Among the records below, find each line that includes the string "title" and copy it.
** Opening DATA TO EXAMINE block **
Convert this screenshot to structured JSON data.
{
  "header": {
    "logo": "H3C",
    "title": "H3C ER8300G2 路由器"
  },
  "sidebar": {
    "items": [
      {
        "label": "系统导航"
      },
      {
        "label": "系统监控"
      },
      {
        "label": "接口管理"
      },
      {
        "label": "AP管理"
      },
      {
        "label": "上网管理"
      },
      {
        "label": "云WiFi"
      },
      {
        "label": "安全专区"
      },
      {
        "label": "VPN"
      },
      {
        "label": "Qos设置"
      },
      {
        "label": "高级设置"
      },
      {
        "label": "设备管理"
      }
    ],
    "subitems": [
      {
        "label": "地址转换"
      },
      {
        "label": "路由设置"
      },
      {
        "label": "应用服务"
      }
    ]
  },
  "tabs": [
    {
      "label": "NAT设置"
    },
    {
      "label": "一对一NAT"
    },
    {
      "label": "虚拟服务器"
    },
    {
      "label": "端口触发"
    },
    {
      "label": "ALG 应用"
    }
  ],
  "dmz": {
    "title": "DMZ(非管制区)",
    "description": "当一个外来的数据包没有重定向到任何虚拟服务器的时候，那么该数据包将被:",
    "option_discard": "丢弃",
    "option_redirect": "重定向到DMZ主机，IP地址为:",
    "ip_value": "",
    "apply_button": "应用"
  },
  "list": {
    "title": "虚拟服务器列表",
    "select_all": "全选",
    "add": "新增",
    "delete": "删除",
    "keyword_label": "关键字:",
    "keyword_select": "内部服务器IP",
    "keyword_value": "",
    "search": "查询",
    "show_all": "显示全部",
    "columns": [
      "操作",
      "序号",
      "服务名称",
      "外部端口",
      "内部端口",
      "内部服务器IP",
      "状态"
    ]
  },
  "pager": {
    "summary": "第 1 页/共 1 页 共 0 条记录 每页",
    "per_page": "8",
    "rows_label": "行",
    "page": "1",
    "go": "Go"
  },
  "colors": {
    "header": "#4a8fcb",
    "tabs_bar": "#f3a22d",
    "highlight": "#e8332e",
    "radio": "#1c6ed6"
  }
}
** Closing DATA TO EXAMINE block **
▶ _OUTPUT_:
    "title": "H3C ER8300G2 路由器"
    "title": "DMZ(非管制区)",
    "title": "虚拟服务器列表",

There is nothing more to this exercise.